- _Goal of the exercise_: The number needed is how many lines in these entries contain "Klepnutím"; give it alone.
START Source records
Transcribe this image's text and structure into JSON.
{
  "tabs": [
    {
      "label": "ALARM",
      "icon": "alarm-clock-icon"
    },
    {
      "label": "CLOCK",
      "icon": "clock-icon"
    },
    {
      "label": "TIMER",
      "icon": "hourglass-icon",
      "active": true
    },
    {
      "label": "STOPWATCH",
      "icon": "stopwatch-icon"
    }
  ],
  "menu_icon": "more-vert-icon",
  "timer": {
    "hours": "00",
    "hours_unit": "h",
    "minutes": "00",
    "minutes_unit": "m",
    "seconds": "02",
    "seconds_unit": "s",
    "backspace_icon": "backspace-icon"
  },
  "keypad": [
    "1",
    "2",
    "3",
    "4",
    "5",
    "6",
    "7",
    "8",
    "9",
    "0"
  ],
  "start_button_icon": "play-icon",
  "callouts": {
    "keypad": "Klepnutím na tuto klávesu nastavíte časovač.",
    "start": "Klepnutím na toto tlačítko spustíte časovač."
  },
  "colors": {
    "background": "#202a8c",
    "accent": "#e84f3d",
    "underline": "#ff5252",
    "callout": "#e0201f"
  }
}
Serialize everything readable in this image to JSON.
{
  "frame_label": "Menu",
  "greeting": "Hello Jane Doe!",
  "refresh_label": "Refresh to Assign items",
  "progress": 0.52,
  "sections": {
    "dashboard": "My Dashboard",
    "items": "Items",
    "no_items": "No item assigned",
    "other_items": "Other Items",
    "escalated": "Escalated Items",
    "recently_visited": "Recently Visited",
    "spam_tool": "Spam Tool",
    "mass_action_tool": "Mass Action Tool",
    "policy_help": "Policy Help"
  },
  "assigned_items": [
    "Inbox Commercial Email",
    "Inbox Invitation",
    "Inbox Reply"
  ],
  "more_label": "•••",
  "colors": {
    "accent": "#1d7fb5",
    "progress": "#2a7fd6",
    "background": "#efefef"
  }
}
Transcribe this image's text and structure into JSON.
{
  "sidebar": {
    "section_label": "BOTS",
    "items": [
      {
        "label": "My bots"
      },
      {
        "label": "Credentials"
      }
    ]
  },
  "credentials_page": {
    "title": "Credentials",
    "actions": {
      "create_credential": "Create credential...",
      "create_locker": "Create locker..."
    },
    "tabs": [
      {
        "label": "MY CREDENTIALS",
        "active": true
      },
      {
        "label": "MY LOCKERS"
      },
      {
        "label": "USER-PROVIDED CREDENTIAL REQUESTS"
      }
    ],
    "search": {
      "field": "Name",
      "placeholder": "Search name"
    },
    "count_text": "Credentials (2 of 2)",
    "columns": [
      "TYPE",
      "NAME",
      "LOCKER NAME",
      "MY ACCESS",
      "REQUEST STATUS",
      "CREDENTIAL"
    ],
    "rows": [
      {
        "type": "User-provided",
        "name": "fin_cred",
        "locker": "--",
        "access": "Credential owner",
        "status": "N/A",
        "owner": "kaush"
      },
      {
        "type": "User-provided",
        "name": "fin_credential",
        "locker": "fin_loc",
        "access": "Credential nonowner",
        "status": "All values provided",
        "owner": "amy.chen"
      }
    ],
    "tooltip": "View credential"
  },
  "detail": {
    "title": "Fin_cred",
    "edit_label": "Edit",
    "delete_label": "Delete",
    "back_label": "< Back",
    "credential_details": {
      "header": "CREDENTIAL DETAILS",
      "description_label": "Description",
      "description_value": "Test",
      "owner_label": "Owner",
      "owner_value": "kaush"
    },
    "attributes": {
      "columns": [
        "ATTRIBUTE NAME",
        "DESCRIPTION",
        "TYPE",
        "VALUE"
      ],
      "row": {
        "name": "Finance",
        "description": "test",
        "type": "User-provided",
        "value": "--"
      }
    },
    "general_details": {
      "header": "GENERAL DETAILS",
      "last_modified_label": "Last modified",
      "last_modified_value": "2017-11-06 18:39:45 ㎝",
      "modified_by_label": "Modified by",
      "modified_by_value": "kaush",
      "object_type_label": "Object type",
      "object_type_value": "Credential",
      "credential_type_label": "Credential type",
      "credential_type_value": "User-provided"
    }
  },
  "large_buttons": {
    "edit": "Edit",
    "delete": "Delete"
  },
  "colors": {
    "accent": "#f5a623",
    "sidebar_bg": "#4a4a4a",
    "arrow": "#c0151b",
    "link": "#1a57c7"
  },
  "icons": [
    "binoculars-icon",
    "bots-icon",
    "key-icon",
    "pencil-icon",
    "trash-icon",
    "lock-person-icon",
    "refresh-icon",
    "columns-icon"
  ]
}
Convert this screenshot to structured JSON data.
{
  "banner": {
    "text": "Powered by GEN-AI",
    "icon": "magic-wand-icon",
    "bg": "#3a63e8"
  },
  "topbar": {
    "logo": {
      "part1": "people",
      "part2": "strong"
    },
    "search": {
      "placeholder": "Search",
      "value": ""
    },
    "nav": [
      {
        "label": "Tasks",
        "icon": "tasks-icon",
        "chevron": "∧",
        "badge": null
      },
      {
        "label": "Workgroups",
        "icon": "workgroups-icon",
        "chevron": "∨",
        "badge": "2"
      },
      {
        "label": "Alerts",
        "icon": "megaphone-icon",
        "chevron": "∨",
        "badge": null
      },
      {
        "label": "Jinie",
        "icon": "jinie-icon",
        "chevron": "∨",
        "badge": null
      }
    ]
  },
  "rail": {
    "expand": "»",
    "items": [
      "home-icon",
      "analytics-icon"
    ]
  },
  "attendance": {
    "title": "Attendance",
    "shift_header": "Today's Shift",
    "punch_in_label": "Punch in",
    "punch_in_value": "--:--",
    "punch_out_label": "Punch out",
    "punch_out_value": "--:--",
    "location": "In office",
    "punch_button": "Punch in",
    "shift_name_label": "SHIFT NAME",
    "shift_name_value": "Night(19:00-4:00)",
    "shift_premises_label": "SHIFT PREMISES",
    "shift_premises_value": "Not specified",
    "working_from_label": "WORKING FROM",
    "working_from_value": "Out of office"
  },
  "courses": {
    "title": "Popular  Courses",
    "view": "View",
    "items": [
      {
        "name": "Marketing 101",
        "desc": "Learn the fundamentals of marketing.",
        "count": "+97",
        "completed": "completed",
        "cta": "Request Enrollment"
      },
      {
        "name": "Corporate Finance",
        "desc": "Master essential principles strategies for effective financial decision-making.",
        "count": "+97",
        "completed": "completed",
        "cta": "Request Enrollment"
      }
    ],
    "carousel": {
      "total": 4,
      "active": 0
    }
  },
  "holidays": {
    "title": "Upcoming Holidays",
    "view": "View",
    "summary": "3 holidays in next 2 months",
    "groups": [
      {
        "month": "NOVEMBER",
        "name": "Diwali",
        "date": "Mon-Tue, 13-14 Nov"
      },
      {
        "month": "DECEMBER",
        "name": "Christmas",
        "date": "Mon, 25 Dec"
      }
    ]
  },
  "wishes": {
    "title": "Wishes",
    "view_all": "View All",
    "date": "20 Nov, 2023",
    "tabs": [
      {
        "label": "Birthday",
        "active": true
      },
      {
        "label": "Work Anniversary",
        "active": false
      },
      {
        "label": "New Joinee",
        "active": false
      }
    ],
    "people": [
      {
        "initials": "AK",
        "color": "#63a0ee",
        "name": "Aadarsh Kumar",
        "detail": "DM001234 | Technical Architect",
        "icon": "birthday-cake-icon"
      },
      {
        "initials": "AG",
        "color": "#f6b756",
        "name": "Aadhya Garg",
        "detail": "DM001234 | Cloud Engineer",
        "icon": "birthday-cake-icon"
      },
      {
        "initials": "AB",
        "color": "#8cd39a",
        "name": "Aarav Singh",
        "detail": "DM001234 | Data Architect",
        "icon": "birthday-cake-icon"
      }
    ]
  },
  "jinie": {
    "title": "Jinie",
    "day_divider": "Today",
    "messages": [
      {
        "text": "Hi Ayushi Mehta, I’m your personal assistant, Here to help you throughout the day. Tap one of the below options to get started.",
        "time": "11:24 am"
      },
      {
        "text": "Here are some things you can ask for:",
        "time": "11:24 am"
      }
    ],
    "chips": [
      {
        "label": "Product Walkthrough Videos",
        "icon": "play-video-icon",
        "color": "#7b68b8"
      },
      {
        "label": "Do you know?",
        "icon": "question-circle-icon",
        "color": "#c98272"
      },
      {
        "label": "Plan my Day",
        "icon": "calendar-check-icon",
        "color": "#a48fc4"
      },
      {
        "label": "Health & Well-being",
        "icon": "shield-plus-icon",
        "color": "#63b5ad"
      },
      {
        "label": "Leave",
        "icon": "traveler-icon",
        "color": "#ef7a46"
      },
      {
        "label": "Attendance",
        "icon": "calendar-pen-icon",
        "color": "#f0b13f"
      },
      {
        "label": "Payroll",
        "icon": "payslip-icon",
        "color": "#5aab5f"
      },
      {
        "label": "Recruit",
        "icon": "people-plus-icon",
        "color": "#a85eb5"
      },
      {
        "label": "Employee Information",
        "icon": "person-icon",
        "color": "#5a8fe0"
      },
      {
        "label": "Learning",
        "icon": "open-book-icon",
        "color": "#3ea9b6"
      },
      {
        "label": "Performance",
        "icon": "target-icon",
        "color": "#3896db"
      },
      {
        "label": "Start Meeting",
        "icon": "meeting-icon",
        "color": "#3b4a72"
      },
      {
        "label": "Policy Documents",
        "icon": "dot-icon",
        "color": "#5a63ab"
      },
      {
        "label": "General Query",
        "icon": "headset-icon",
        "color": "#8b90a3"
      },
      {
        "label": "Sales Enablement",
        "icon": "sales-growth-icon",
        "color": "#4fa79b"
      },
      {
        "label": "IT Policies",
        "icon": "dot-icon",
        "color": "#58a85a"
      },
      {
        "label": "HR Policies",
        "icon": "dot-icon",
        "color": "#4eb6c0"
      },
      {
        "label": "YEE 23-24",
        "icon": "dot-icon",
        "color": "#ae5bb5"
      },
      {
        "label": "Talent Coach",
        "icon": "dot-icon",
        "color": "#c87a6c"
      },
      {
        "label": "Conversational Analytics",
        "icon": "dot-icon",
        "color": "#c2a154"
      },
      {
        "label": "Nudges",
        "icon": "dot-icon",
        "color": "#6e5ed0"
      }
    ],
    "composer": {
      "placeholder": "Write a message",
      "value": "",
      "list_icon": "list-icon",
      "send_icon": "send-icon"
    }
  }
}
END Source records
- _Result_: 2